In New York, according to Edin Rudic, MKDA’s senior interior designer, “We still have a tendency to go with something we’re comfortable with. It’s, ‘Deliver on time and I don’t want anything that’s risky.’” In his view, the space can thus be counted a revolutionary one for a corporate company in the city.

Though it symbolizes a cultural leap forward for the company, executives do not envision redesigning the flagship again even ten or 20 years in the future. They will rely on the company’s ever-changing products to update the space, while highlighting the firm’s origins in Brazil by featuring Brazilian hardwood conference tables and detailing silhouetted against an all-white—never vanilla—background.

On the West Coast, many firms are tackling the opposite stereotype, trading do-it-yourself interiors for a more polished corporate presence as tech-boom startups begin to grow up. Architect Cary Bernstein’s recent design for ten-year-old industrial design firm One & Co is part of this next generation of California office design. One & Co, whose clients run the gamut from Apple and Nike to manufacturers of furniture and ceramics, hired Bernstein when the other half of their floor in a turn-of-the-century brick warehouse in San Francisco’s Mission District became available. Her job was to renovate 6,500 square feet of uninspiring rabbit-warren offices left in sad repair by previous occupants.



“San Francisco is starting to understand that you don’t have to imitate the old, or obliterate it,” said Bernstein. Her task became reconciling the company’s rigorous minimal aesthetic with “a very wonky structure,” allowing the building’s wooden beams and bricks to complement sleek white and neutral surfaces. The space retains the Californian emphasis on collaboration and improvisation, but now always keeps the presence of clients in mind. The entryway is carefully conceived to give visitors a sunlit space in which to first see some of the firm’s furniture and product designs. As clients circulate through, they will see 20 or so employees sitting in Aeron chairs at Council desks; in the conference room they will sit in Arpa chairs at a Vitra table and be inspired by accents of pink paint and upholstery, and glimpses of creativity.
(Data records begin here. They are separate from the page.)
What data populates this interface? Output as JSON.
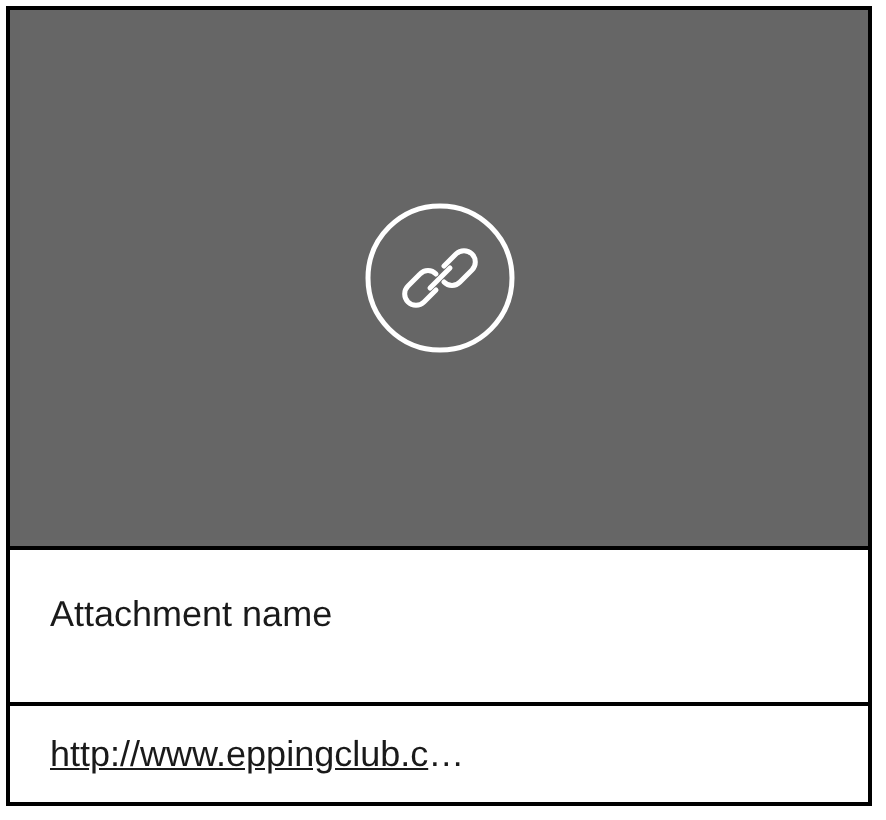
{
  "preview": {
    "kind": "link"
  },
  "attachment_name": "Attachment name",
  "link": {
    "text": "http://www.eppingclub.c",
    "ellipsis": "…"
  }
}
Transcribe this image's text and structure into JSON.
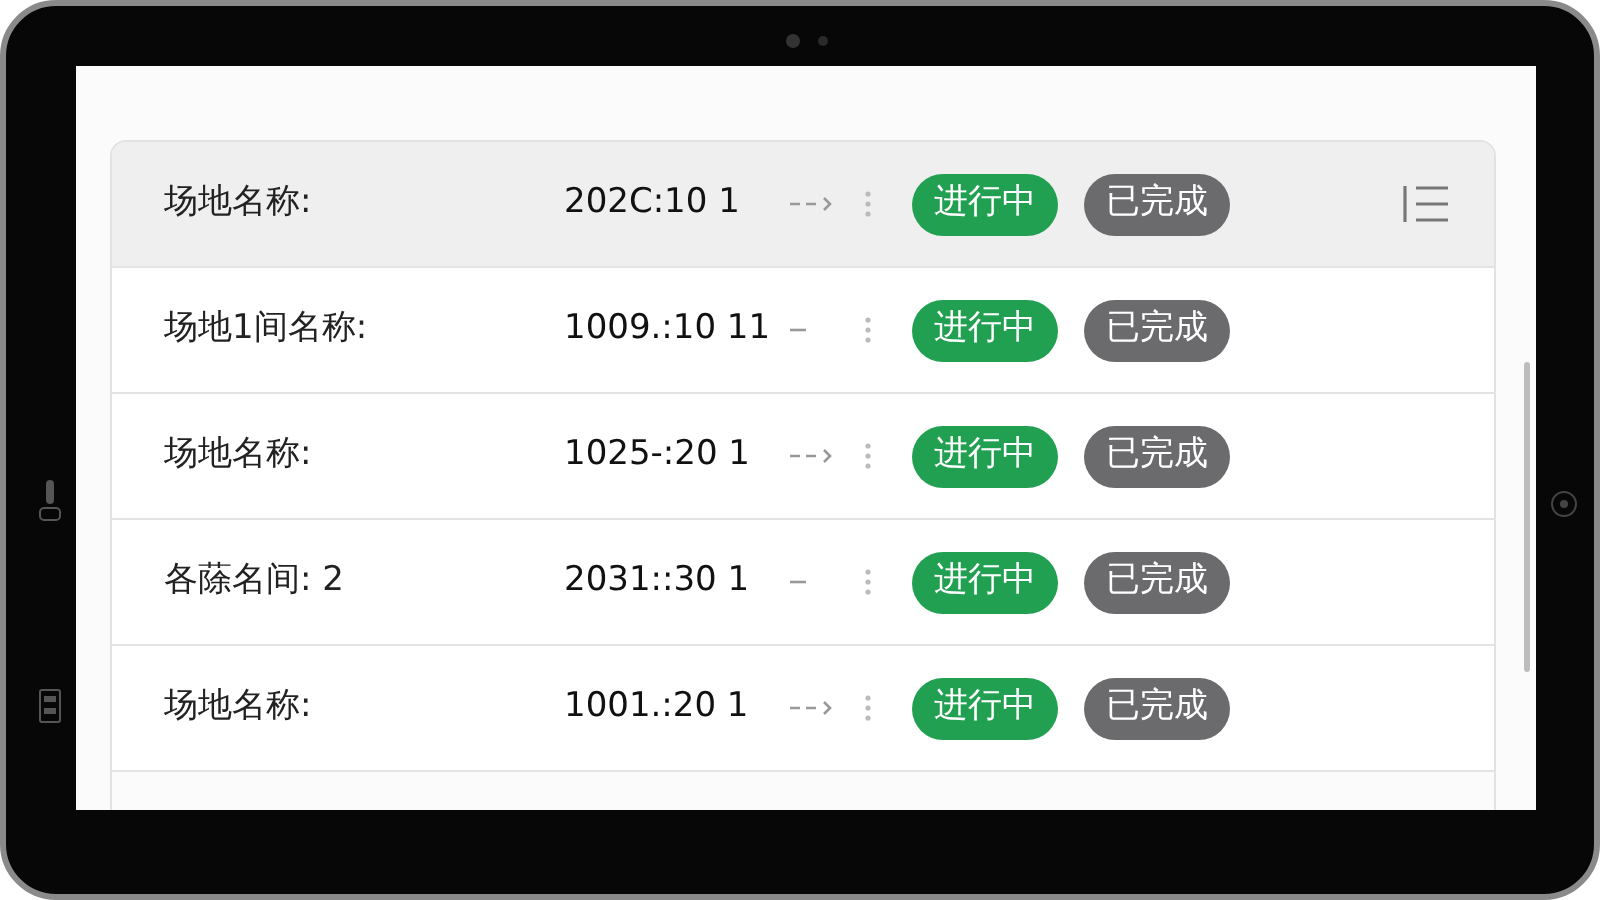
{
  "rows": [
    {
      "label": "场地名称:",
      "date": "202C:10 1",
      "arrow": true,
      "selected": true,
      "has_menu": true,
      "badges": [
        {
          "text": "进行中",
          "color": "#22a052"
        },
        {
          "text": "已完成",
          "color": "#6b6b6e"
        }
      ]
    },
    {
      "label": "场地1间名称:",
      "date": "1009.:10 11",
      "arrow": false,
      "selected": false,
      "has_menu": false,
      "badges": [
        {
          "text": "进行中",
          "color": "#22a052"
        },
        {
          "text": "已完成",
          "color": "#6b6b6e"
        }
      ]
    },
    {
      "label": "场地名称:",
      "date": "1025-:20 1",
      "arrow": true,
      "selected": false,
      "has_menu": false,
      "badges": [
        {
          "text": "进行中",
          "color": "#22a052"
        },
        {
          "text": "已完成",
          "color": "#6b6b6e"
        }
      ]
    },
    {
      "label": "各蒢名间: 2",
      "date": "2031::30 1",
      "arrow": false,
      "selected": false,
      "has_menu": false,
      "badges": [
        {
          "text": "进行中",
          "color": "#22a052"
        },
        {
          "text": "已完成",
          "color": "#6b6b6e"
        }
      ]
    },
    {
      "label": "场地名称:",
      "date": "1001.:20 1",
      "arrow": true,
      "selected": false,
      "has_menu": false,
      "badges": [
        {
          "text": "进行中",
          "color": "#22a052"
        },
        {
          "text": "已完成",
          "color": "#6b6b6e"
        }
      ]
    }
  ]
}
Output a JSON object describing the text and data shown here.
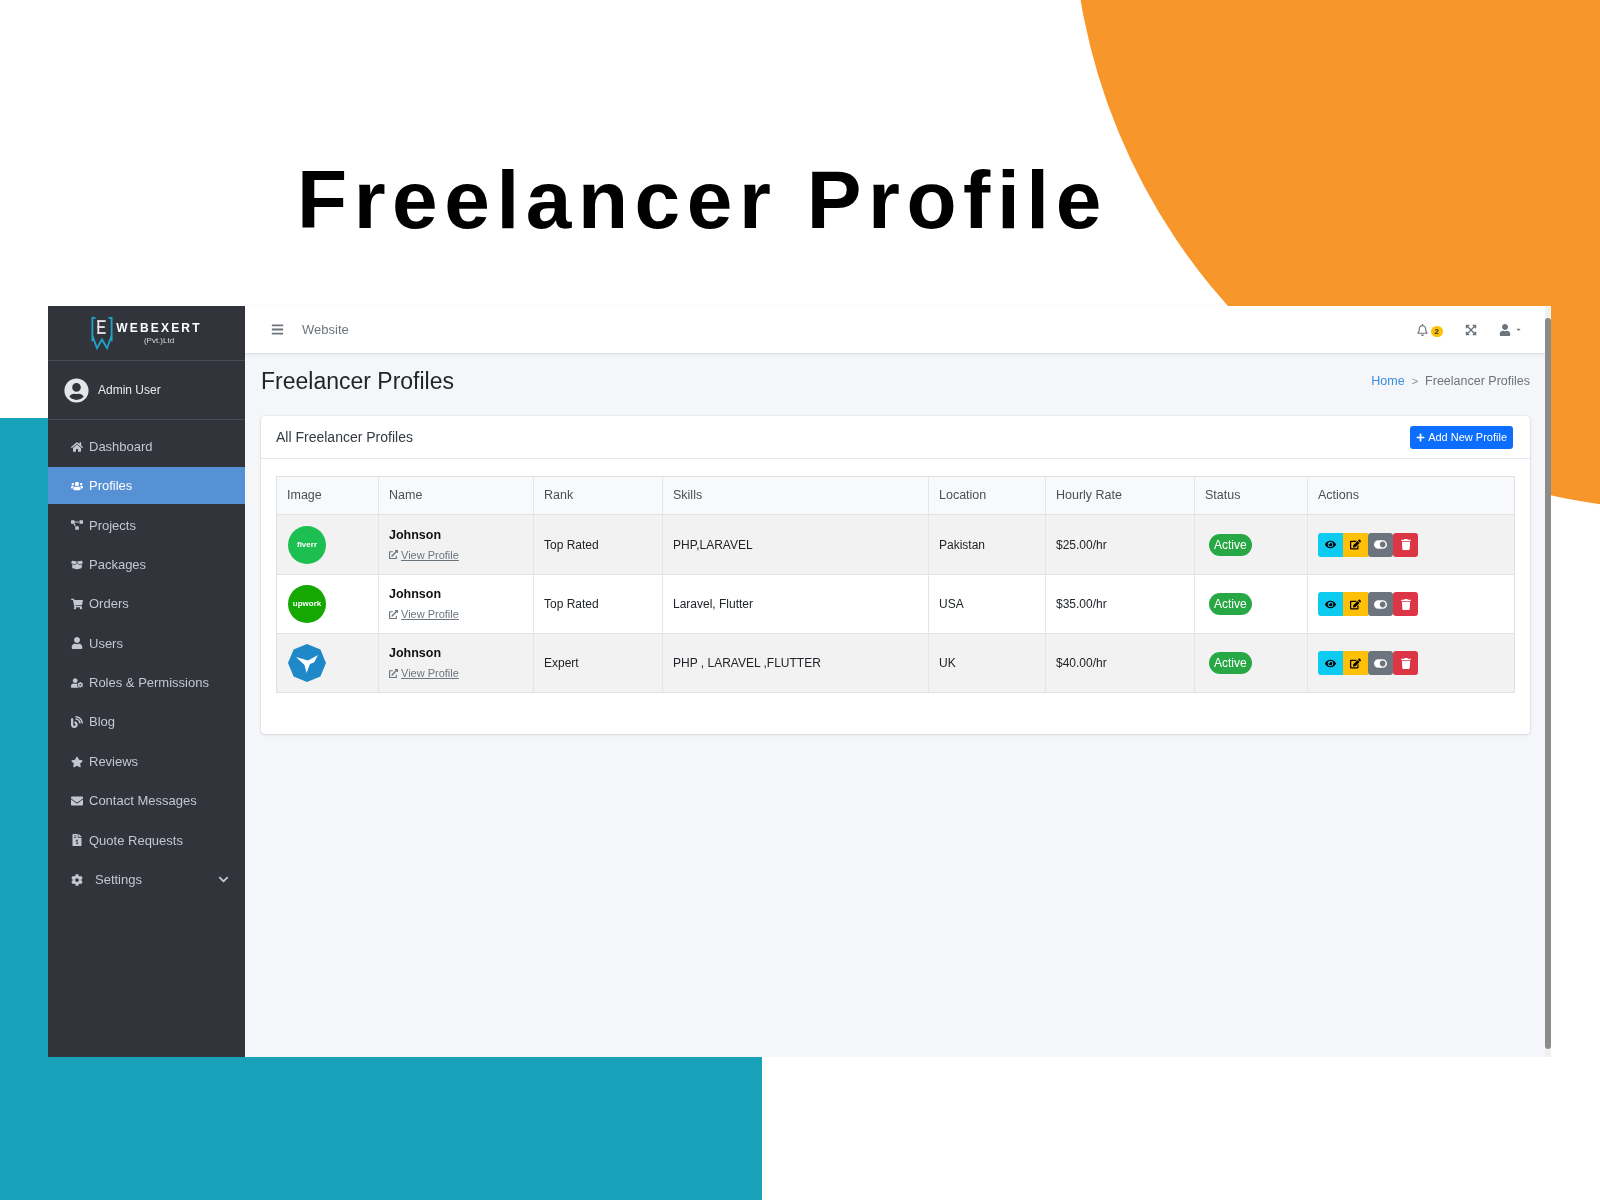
{
  "slide": {
    "title": "Freelancer Profile"
  },
  "sidebar": {
    "brand": {
      "name": "WEBEXERT",
      "tagline": "(Pvt.)Ltd"
    },
    "user": {
      "name": "Admin User"
    },
    "items": [
      {
        "label": "Dashboard",
        "kind": "link",
        "selected": false
      },
      {
        "label": "Profiles",
        "kind": "link",
        "selected": true
      },
      {
        "label": "Projects",
        "kind": "link",
        "selected": false
      },
      {
        "label": "Packages",
        "kind": "link",
        "selected": false
      },
      {
        "label": "Orders",
        "kind": "link",
        "selected": false
      },
      {
        "label": "Users",
        "kind": "link",
        "selected": false
      },
      {
        "label": "Roles & Permissions",
        "kind": "link",
        "selected": false
      },
      {
        "label": "Blog",
        "kind": "link",
        "selected": false
      },
      {
        "label": "Reviews",
        "kind": "link",
        "selected": false
      },
      {
        "label": "Contact Messages",
        "kind": "link",
        "selected": false
      },
      {
        "label": "Quote Requests",
        "kind": "link",
        "selected": false
      },
      {
        "label": "Settings",
        "kind": "group",
        "selected": false,
        "expanded": false
      }
    ]
  },
  "topbar": {
    "nav_link": "Website",
    "notification_count": "2"
  },
  "header": {
    "title": "Freelancer Profiles",
    "breadcrumb": {
      "separator": ">",
      "items": [
        {
          "label": "Home",
          "kind": "link"
        },
        {
          "label": "Freelancer Profiles",
          "kind": "current"
        }
      ]
    }
  },
  "card": {
    "title": "All Freelancer Profiles",
    "add_button": "Add New Profile",
    "table": {
      "columns": [
        "Image",
        "Name",
        "Rank",
        "Skills",
        "Location",
        "Hourly Rate",
        "Status",
        "Actions"
      ],
      "rows": [
        {
          "logo": {
            "kind": "text",
            "text": "fiverr",
            "color": "#1dbf50"
          },
          "name": "Johnson",
          "profile_link": "View Profile",
          "rank": "Top Rated",
          "skills": "PHP,LARAVEL",
          "location": "Pakistan",
          "hourly_rate": "$25.00/hr",
          "status": "Active"
        },
        {
          "logo": {
            "kind": "text",
            "text": "upwork",
            "color": "#14a800"
          },
          "name": "Johnson",
          "profile_link": "View Profile",
          "rank": "Top Rated",
          "skills": "Laravel, Flutter",
          "location": "USA",
          "hourly_rate": "$35.00/hr",
          "status": "Active"
        },
        {
          "logo": {
            "kind": "symbol",
            "color": "#1e88c9"
          },
          "name": "Johnson",
          "profile_link": "View Profile",
          "rank": "Expert",
          "skills": "PHP , LARAVEL ,FLUTTER",
          "location": "UK",
          "hourly_rate": "$40.00/hr",
          "status": "Active"
        }
      ]
    }
  }
}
Mess can be part of the message: Contained, catalogued, and organized, it turns the creative process into a design element in and of itself. A Konstantin Grcic plastic chair and touches of mod might be just around the corner. “There’s more confidence in the space and working with clients in the space,” said Jonah Becker, one of three One & Co principals. “It’s increased a notch in its refinement and sensibility.” Instead of holding a meeting, the firm can host clients for several days, inviting them into the collaborative process while still drawing the curtains (literally) on the team’s working “war rooms” to conceal confidential ideas. In an industry that is, in Bernstein’s words, “all about boys and their toys,” the space is youthful but not juvenile.

Bernstein, who practiced in New York for six years before establishing her San Francisco office in 1995, said that in her experience, even similar office designs are perceived in entirely different ways depending on their location. “Something may be seen as ‘rigorous and precise’ in New York but considered ‘tight and restrictive’ in California. Something may be ‘funky and playful’ in California but just ‘sloppy’ in New York,” she said. “There are plenty of structured places in California and an increasing number of looser spaces in New York,” she added, “but the sensibility of each is still identified with a specific region and its culture.” In other words, architectural typecasting can still speak volumes.